**PROBLEM TO SOLVE**
The reply should be a single number: the count of lines below that contain the word "JSON".

**INPUT FOR THIS TASK**
- Opening Delimiter -

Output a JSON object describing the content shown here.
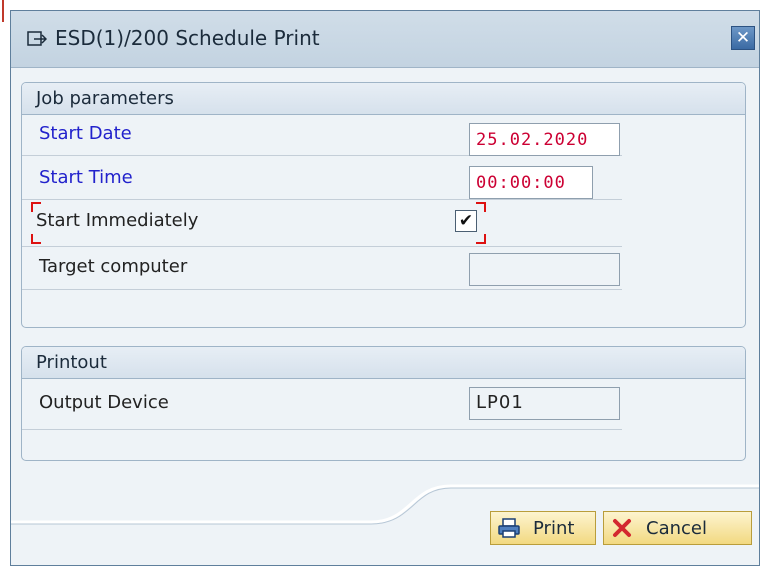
{
  "dialog": {
    "title": "ESD(1)/200 Schedule Print",
    "close_glyph": "✕"
  },
  "job_parameters": {
    "header": "Job parameters",
    "start_date": {
      "label": "Start Date",
      "value": "25.02.2020"
    },
    "start_time": {
      "label": "Start Time",
      "value": "00:00:00"
    },
    "start_immediately": {
      "label": "Start Immediately",
      "checked": true
    },
    "target_computer": {
      "label": "Target computer",
      "value": ""
    }
  },
  "printout": {
    "header": "Printout",
    "output_device": {
      "label": "Output Device",
      "value": "LP01"
    }
  },
  "buttons": {
    "print": "Print",
    "cancel": "Cancel"
  },
  "colors": {
    "required_label": "#2222cc",
    "invalid_value": "#cc0033",
    "button_bg": "#f2d981"
  },
  "icons": {
    "title": "export-icon",
    "close": "close-icon",
    "print": "printer-icon",
    "cancel": "cancel-x-icon"
  }
}
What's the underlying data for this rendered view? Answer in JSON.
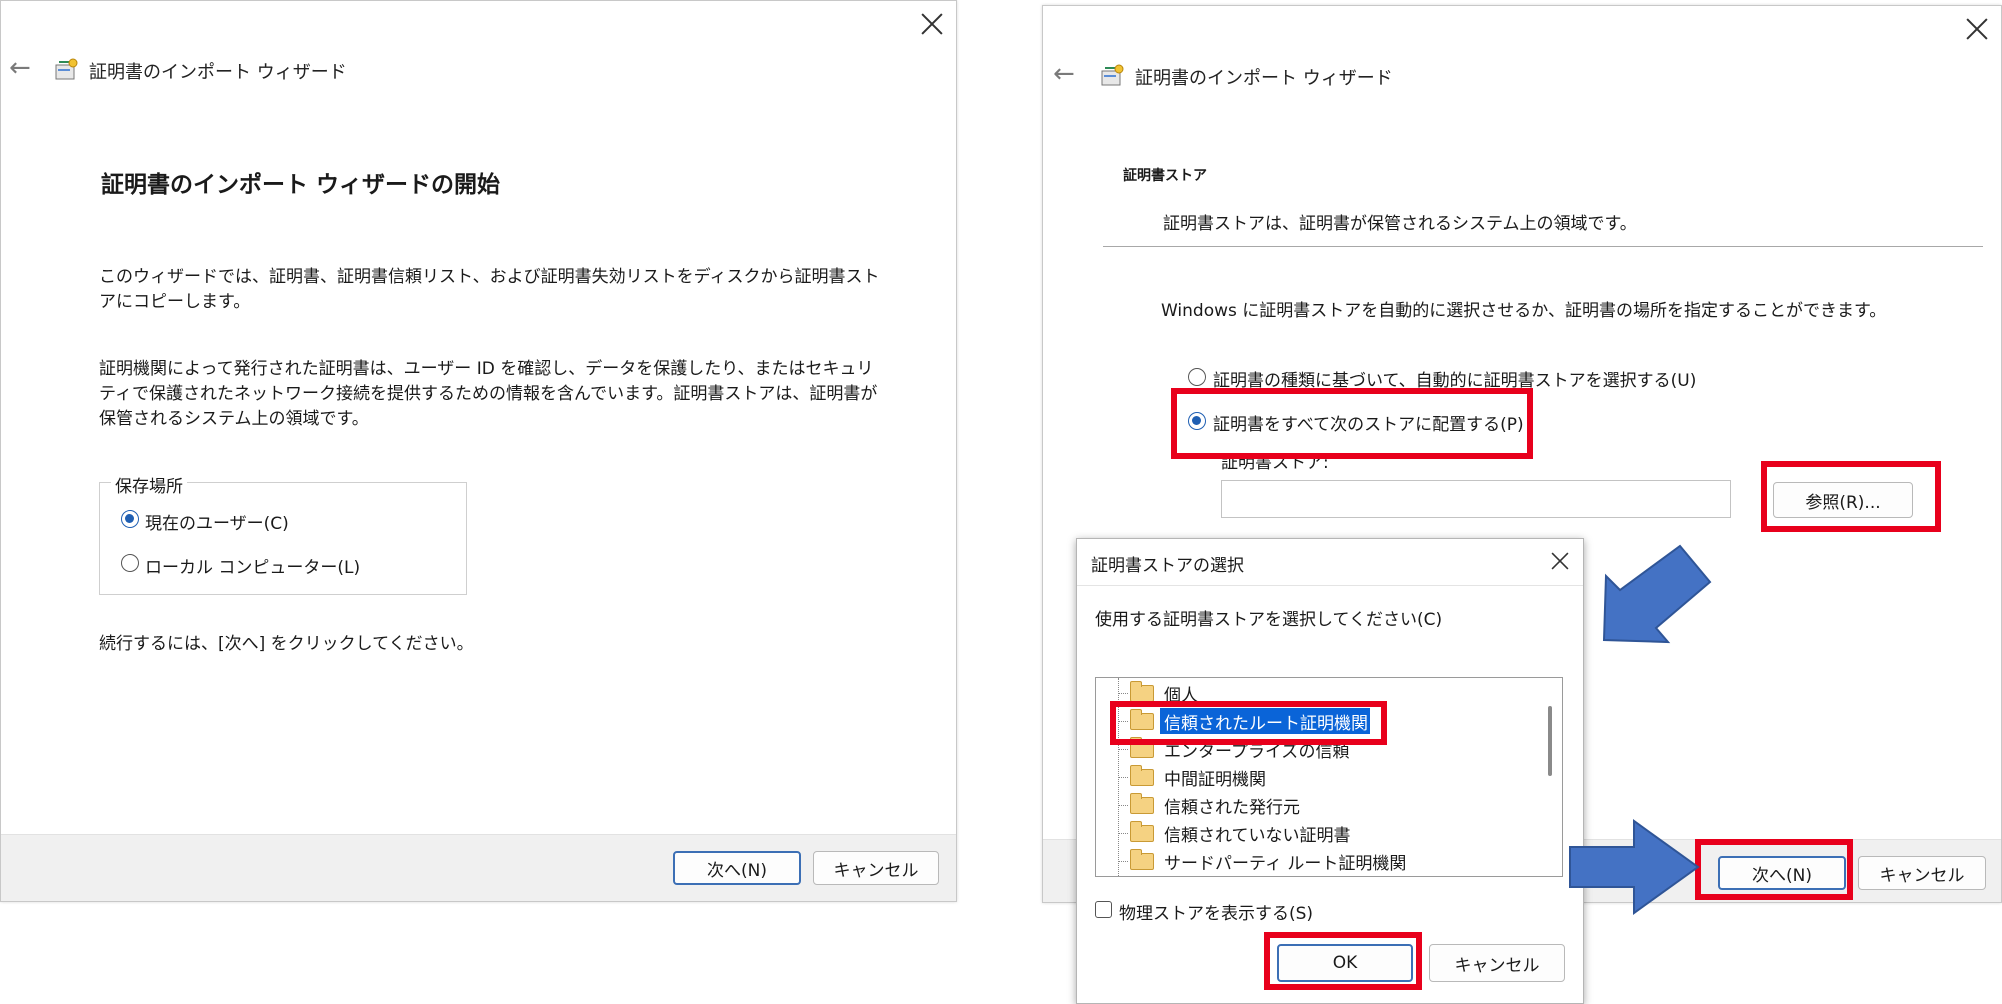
{
  "left_wizard": {
    "title": "証明書のインポート ウィザード",
    "heading": "証明書のインポート ウィザードの開始",
    "paragraph1": "このウィザードでは、証明書、証明書信頼リスト、および証明書失効リストをディスクから証明書ストアにコピーします。",
    "paragraph2": "証明機関によって発行された証明書は、ユーザー ID を確認し、データを保護したり、またはセキュリティで保護されたネットワーク接続を提供するための情報を含んでいます。証明書ストアは、証明書が保管されるシステム上の領域です。",
    "storage_group_label": "保存場所",
    "option_current_user": "現在のユーザー(C)",
    "option_local_machine": "ローカル コンピューター(L)",
    "continue_text": "続行するには、[次へ] をクリックしてください。",
    "next_button": "次へ(N)",
    "cancel_button": "キャンセル"
  },
  "right_wizard": {
    "title": "証明書のインポート ウィザード",
    "section_heading": "証明書ストア",
    "section_desc": "証明書ストアは、証明書が保管されるシステム上の領域です。",
    "instruction": "Windows に証明書ストアを自動的に選択させるか、証明書の場所を指定することができます。",
    "option_auto": "証明書の種類に基づいて、自動的に証明書ストアを選択する(U)",
    "option_place_all": "証明書をすべて次のストアに配置する(P)",
    "store_label": "証明書ストア:",
    "store_value": "",
    "browse_button": "参照(R)...",
    "next_button": "次へ(N)",
    "cancel_button": "キャンセル"
  },
  "select_store_dialog": {
    "title": "証明書ストアの選択",
    "prompt": "使用する証明書ストアを選択してください(C)",
    "stores": [
      "個人",
      "信頼されたルート証明機関",
      "エンタープライズの信頼",
      "中間証明機関",
      "信頼された発行元",
      "信頼されていない証明書",
      "サードパーティ ルート証明機関"
    ],
    "selected_store": "信頼されたルート証明機関",
    "show_physical_label": "物理ストアを表示する(S)",
    "ok_button": "OK",
    "cancel_button": "キャンセル"
  },
  "colors": {
    "highlight": "#e8001c",
    "arrow": "#4472c4",
    "selection": "#0a64d8",
    "primary_button_border": "#3c6fb5"
  },
  "icons": [
    "back-arrow-icon",
    "certificate-wizard-icon",
    "close-icon",
    "folder-icon",
    "blue-arrow-icon"
  ]
}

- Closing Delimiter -

**ANSWER TO THIS PROBLEM**
2